At the very least, if you’re getting an expensive laptop, you’re likely not to get a terrible display. But if you want to make sure you’re getting a good one – you’ll need to make some research (or just rely on what research I’ve done in the laptops down below).
Sadly, very few manufacturers include screen benchmarks into their pages. It’s just not a “sexy spec”. It seems, resolution, IPS panel and matte finish are the only phrases you’ll see in a laptop description. Though, a few brands have lately bragged about their Adobe sRGB/RGB coverage, especially when it’s (close to) 100%.
OK, long story short – to find (mostly) reliable display metrics, you’ll need to look for 3rd party reviews. Some good websites for that are Notebookcheck and LaptopMag, just to name a few. The metrics to look for:
- Panel type: IPS or IPS-like (wide-angle)
- Resolution: Full HD to 4K
- Brightness: 300 cd/m
- Contrast: ~ 1000:1
- sRGB %: 80% or better
Laptop picks for movie editing
Pros: This is a budget laptop that people who are looking to start in the film editing industry might be interested. It has a solid i7 processor with a good graphics card and a decent amount of memory at 8GB.
Cons: It has an HDD hard drive and is a little heavy; however, people can upgrade the hard drive to SSD when ready.
Pros: This is laptop was designed for gamers; however, it has a number of features that make it attractive for film editing. It has an i7 processor, a solid graphics card, and 16 GB of memory. It comes with an HDD hard drive, making it fast, and the extra RAM can handle serious multitasking like photoshop, after effects, and premiere.
Cons: This is a heavy laptop that people might find cumbersome to carry around.
Pros: The computer has an outstanding i7 processor, a decent grpahics card, and 16 GB of memory. This is a laptop meant for people looking to start editing 4K films.
Cons: It has a small screen size that might make it hard to see but it is great for people looking to travel. People can always hook it up to another monitor for a larger view.
Pros The computer has a solid i7 processor and outstanding memory capacity at 24 GB. The hard drive is an SSD which flies and is good enough to handle a variety of rendering with plenty of RAM.
Cons: The computer is heavy and the battery only lasts for a few hours on the minimum brightness. The computer also doesn’t have an IPS display.
Pros: The computer has a solid i7 processor with an outstanding graphics card and 32 GB of memory. This is a film editing laptop for 4K films. It has an anti-glare display and a full-sized backlit keyboard.
Cons: The hard drive is an HDD, is heavy, and lacks Type C ports. It does have two mini display ports.
Table of Best Laptops for film editing
|Dell Inspiron i7559-2512BLK||$800|
|Asus ROG GL552VW-DH74||$1,100|
|MSI GS43VR Phantom||$1,350|

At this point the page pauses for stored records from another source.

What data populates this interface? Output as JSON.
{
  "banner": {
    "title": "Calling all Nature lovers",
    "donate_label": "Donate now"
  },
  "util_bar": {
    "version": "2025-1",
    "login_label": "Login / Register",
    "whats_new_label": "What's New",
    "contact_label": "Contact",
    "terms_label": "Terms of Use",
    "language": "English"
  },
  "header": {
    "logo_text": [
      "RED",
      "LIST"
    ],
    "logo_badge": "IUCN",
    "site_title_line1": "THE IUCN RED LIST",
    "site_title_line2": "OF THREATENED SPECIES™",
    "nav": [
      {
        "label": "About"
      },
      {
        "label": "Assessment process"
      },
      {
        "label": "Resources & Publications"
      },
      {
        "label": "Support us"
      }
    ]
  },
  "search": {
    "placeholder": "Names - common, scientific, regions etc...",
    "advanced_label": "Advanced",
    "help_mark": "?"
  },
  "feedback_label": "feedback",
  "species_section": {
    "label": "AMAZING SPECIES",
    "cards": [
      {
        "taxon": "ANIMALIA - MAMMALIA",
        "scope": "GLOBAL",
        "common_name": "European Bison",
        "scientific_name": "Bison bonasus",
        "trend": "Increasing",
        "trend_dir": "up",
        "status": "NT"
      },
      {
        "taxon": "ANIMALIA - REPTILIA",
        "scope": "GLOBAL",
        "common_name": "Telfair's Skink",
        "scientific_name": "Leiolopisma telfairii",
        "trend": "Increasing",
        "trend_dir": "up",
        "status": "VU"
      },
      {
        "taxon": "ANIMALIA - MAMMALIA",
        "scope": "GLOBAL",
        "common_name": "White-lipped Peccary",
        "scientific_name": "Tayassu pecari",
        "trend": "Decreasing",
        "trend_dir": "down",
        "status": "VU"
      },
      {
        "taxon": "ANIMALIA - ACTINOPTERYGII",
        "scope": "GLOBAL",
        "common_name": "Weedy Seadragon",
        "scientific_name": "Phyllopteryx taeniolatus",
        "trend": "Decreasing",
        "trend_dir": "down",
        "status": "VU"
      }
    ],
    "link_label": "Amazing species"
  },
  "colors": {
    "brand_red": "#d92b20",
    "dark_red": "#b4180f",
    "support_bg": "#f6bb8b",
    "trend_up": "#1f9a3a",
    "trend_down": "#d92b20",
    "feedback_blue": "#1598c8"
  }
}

|Eluktronics P650RE6-G Premium||$2,500|
In the end, there are many laptops on the market with a variety of features. I recommend that everyone takes the time to assess their needs and their budget to find the laptop that is right for them.